The goal of treating feline tooth resorption is pain relief. Treatment varies depending on how much of the tooth has resorbed. A veterinarian may be able to see a resorptive lesion during a basic wellness exam. However, early lesions can be difficult to spot without an anesthetic exam and dental X-rays. X-rays are also necessary to determine the extent of the damage below the gumline and around the roots. Feline tooth resorption cannot be stopped or reversed, and the tooth cannot be saved. Treatment involves removing the crown of the tooth and leaving the roots or removing the entire tooth. In cases of end-stage resorption where the entire tooth, including the roots, dissolves, treatment may not be necessary.

Can feline tooth resorption be prevented?

Because it is unknown why tooth resorption occurs in cats, it cannot be prevented. Oral care such as tooth brushing and dental products approved by the Veterinary Oral Health Council can help prevent gum disease but not tooth resorption. Regular dental examinations with a veterinarian can help catch and treat resorption and other forms of dental disease in cats.

Why are dental exams important?

Oral exams under anesthesia allow a vet to see every tooth and probe under the gumline to check for damage. X-rays also help veterinarians visualize the tooth roots and identify any damage below the gumline. Regular dental exams and professional cleanings help catch dental diseases such as tooth resorption and periodontal disease. Catching resorptive lesions early minimizes the amount of pain a cat endures as the tooth erodes. “Many pet parents delay dental care because they’re worried about anesthesia,” explains Vetster veterinarian Dr. Jo Myers. “While anesthesia is never risk-free, it is far riskier to ignore dental disease. Let your vet know about your concerns and ask what they will do to make the procedure as safe and comfortable as possible.”

What should I do if my cat has a spot on their tooth?

Talk to a vet any time you notice a change to your cat’s teeth, breath, or behavior. Spots on the teeth are highly unlikely to be cavities and are more likely to be resorptive lesions. Symptoms of poor oral health may be a result of tooth resorption, periodontal disease, injuries to the teeth, or something more serious like a tumor. If you have questions about your feline friend’s dental health, you can book an appointment with an online vet who can answer your questions.

FAQ - Warning signs of tooth resorption and cavities in cats

Are cavities common in cats?
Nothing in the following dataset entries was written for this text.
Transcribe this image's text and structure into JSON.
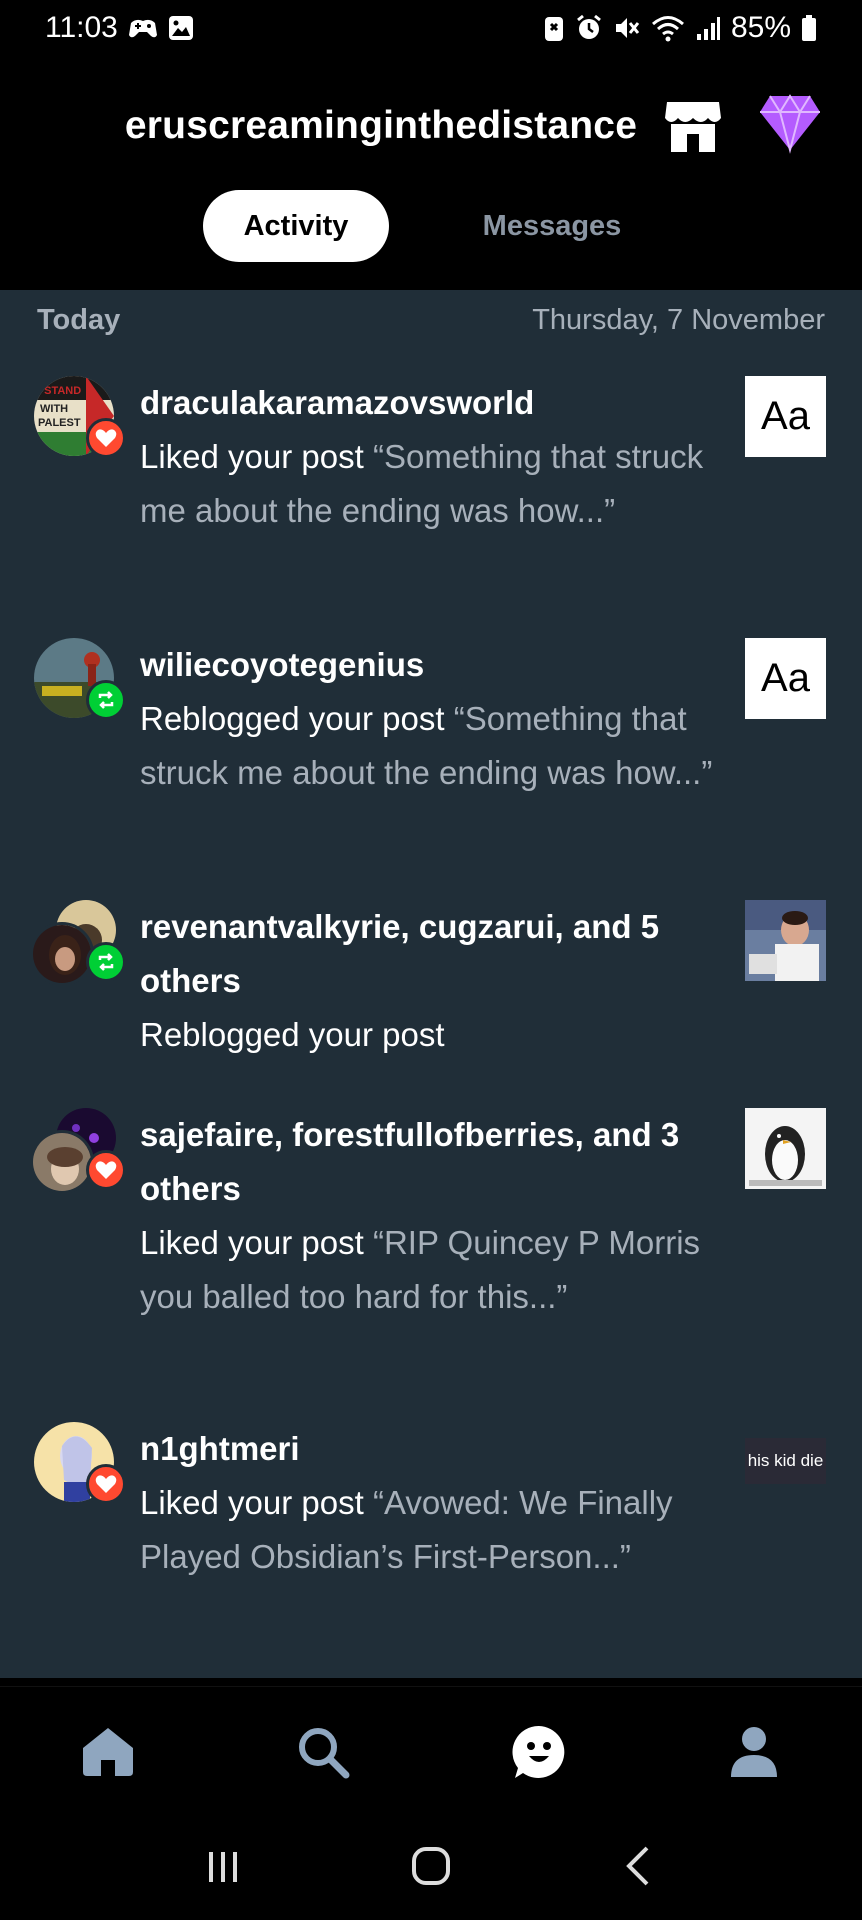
{
  "status_bar": {
    "time": "11:03",
    "battery": "85%"
  },
  "header": {
    "blog_name": "eruscreaminginthedistance"
  },
  "tabs": {
    "activity": "Activity",
    "messages": "Messages"
  },
  "feed": {
    "section_label": "Today",
    "date": "Thursday, 7 November",
    "items": [
      {
        "user": "draculakaramazovsworld",
        "action": "Liked your post",
        "quote": "“Something that struck me about the ending was how...”",
        "badge": "like",
        "avatar_text": [
          "I STAND",
          "WITH",
          "PALEST"
        ],
        "thumb_text": "Aa"
      },
      {
        "user": "wiliecoyotegenius",
        "action": "Reblogged your post",
        "quote": "“Something that struck me about the ending was how...”",
        "badge": "reblog",
        "thumb_text": "Aa"
      },
      {
        "user": "revenantvalkyrie, cugzarui, and 5 others",
        "action": "Reblogged your post",
        "quote": "",
        "badge": "reblog"
      },
      {
        "user": "sajefaire, forestfullofberries, and 3 others",
        "action": "Liked your post",
        "quote": "“RIP Quincey P Morris you balled too hard for this...”",
        "badge": "like"
      },
      {
        "user": "n1ghtmeri",
        "action": "Liked your post",
        "quote": "“Avowed: We Finally Played Obsidian’s First-Person...”",
        "badge": "like",
        "thumb_text": "his kid die"
      }
    ]
  },
  "icons": {
    "status_left": [
      "game-controller-icon",
      "image-icon"
    ],
    "status_right": [
      "battery-saver-icon",
      "alarm-icon",
      "mute-icon",
      "wifi-icon",
      "signal-icon",
      "battery-icon"
    ],
    "header": [
      "shop-icon",
      "gem-icon"
    ],
    "bottom_nav": [
      "home-icon",
      "search-icon",
      "activity-face-icon",
      "account-icon"
    ],
    "system_nav": [
      "recents-icon",
      "home-circle-icon",
      "back-icon"
    ]
  },
  "colors": {
    "feed_bg": "#202e38",
    "like_badge": "#ff4930",
    "reblog_badge": "#00cf35",
    "muted_text": "#a7b0ba",
    "gem": "#b45cff"
  }
}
Cavities in cats are extremely rare. However, tooth resorption is a common condition in cats that causes decay and eventual tooth loss, similar to cavities in humans. With tooth resorption, the cat’s tooth begins to decay from the inside, whereas cavities form from the outside. Tooth resorption cannot be stopped or prevented. A tooth extraction is necessary to prevent tooth pain as the condition advances.

What does feline tooth resorption look like?

A resorptive lesion first appears like a small pink spot on the surface of a cat’s tooth. As the condition progresses, more enamel dissolves and exposes larger areas of the underlying pink tissue. Sometimes the remaining enamel turns gray as the inside of the tooth dies. Sometimes the roots of the tooth are also affected, resulting in resorption of the entire tooth. When the process of resorption is complete, the only remaining sign may be a small bump under the gums.

How painful is cat tooth resorption?

Tooth resorption is a very painful condition for cats due to tooth enamel dissolving away and exposing the sensitive inner layer of the tooth. Even a very small amount of exposed tooth pulp is painful for a cat when it comes into contact with food or toys. Cats enduring tooth resorption may wince or flinch when biting or chewing, chatter their teeth, have difficulty eating, feel irritation, drool, and show other changes in behavior.

How do I know if my cat has tooth pain?

Painful teeth due to tooth resorption or broken teeth can result in a cat flinching or wincing when they chew or bite, as well as a loss of appetite. They may also chatter their teeth and drool. Cats also have a tendency to hide when they are in pain and become more vocal or irritable or aggressive.